I asked a recently appointed equipment executive what his first goal was as he looked out at the fleet. His answer surprised me.
Telematics, emissions, government regulations. Those issues came to my mind, but not his. “People,” he said, “because that’s all we have.”
Senior managers within construction organizations look at fleet and see machines, machines that must be ready to build the projects that bring in the revenue for those organizations. This manager rightly saw his department’s position. “We don’t make anything,” he said. Fleet operations doesn’t build the projects; it is responsible for providing the machines that build the projects.

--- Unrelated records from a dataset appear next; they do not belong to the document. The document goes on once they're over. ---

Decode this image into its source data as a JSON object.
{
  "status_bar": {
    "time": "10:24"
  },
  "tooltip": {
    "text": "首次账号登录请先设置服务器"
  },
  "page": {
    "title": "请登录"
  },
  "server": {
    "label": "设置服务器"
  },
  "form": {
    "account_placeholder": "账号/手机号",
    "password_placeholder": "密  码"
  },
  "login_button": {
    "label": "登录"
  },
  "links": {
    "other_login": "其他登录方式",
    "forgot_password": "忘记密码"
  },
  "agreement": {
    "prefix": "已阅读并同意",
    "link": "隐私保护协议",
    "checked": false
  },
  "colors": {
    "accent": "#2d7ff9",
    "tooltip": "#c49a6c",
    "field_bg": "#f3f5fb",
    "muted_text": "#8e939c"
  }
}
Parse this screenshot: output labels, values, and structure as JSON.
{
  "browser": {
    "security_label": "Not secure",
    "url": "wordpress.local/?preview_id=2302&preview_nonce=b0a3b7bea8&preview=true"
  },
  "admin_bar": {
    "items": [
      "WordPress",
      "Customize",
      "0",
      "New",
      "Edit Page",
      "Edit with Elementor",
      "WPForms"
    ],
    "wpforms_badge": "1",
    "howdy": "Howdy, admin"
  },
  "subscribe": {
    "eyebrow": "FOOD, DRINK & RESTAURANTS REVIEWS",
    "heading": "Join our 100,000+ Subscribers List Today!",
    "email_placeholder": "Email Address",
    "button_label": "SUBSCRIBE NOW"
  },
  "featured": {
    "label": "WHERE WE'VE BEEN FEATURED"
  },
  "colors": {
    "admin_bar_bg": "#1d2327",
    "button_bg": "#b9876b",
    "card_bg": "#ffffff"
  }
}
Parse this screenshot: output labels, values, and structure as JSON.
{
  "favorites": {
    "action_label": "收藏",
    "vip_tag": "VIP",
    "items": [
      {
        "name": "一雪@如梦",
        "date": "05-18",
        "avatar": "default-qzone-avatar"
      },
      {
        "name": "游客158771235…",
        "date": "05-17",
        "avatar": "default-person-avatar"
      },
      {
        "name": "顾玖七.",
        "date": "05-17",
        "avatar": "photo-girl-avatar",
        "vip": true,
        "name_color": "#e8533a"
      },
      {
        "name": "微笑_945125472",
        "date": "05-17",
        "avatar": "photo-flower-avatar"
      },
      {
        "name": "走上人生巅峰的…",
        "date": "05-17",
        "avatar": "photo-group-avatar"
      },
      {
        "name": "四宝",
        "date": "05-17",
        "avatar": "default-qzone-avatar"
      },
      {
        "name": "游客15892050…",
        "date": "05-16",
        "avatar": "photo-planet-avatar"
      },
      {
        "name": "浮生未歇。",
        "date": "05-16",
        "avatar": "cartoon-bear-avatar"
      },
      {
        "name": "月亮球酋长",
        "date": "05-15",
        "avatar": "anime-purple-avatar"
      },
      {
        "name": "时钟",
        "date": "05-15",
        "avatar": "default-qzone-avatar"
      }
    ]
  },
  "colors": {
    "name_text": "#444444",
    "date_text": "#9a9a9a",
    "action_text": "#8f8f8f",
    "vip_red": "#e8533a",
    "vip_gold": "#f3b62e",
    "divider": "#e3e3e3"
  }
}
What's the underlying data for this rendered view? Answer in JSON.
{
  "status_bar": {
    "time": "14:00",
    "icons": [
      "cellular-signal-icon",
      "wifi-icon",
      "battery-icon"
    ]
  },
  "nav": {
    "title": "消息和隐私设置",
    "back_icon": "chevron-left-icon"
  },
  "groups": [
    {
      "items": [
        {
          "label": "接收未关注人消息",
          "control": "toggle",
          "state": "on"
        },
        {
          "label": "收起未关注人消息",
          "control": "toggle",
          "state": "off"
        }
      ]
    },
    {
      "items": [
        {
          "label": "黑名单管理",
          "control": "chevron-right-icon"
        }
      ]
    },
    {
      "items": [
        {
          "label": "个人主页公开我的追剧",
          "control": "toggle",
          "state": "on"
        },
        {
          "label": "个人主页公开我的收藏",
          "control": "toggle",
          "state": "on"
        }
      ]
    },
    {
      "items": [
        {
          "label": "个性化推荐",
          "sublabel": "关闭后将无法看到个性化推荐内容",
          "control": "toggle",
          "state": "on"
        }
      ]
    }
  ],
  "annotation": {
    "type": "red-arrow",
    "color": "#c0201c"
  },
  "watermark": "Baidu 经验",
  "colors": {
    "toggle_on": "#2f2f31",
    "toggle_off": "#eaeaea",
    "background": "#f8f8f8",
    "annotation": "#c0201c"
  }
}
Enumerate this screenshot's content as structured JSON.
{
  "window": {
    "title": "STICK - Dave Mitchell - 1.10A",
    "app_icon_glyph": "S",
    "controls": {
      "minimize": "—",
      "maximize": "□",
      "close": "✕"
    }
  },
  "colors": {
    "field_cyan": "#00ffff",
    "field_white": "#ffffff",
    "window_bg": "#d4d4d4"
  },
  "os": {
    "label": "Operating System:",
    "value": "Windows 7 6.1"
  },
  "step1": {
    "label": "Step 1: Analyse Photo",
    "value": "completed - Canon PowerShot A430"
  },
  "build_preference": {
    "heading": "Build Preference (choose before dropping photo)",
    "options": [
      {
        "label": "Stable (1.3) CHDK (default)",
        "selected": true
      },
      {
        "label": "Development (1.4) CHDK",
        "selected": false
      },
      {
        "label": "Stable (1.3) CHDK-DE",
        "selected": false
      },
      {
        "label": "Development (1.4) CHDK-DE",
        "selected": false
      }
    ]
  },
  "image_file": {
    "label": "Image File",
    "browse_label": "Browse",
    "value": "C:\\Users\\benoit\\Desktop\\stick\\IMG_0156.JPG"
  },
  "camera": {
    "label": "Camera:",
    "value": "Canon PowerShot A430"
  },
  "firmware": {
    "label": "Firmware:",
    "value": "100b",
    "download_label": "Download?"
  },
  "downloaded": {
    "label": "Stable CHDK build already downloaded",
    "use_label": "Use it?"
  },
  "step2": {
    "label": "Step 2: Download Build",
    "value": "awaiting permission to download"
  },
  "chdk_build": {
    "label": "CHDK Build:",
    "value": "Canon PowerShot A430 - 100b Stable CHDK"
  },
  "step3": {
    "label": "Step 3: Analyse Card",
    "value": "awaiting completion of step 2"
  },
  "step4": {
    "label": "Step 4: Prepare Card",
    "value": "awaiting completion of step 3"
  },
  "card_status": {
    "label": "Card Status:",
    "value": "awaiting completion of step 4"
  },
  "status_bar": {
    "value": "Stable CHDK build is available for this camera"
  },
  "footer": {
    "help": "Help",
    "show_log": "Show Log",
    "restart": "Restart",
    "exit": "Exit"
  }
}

This is a subtle distinction, but one equipment managers must understand. The primary goal of the fleet department is to field the machines, and this executive recognizes how dependent that goal is upon people.
Construction Equipment has tackled the changing role of the equipment manager in recent years with our Management Challenge series. Underlying all of that, however, is the quality of the professionals responsible for fleet. The manager who understands what needs to be done must have the people to accomplish it.
Let me pass along three tactics from my conversation:
1) Ensure people in the fleet department are in the roles that best utilize their talents. Give them the opportunity to advance.
2) Fleet is a service organization; build that culture.
3) Recruit young people with technological savvy.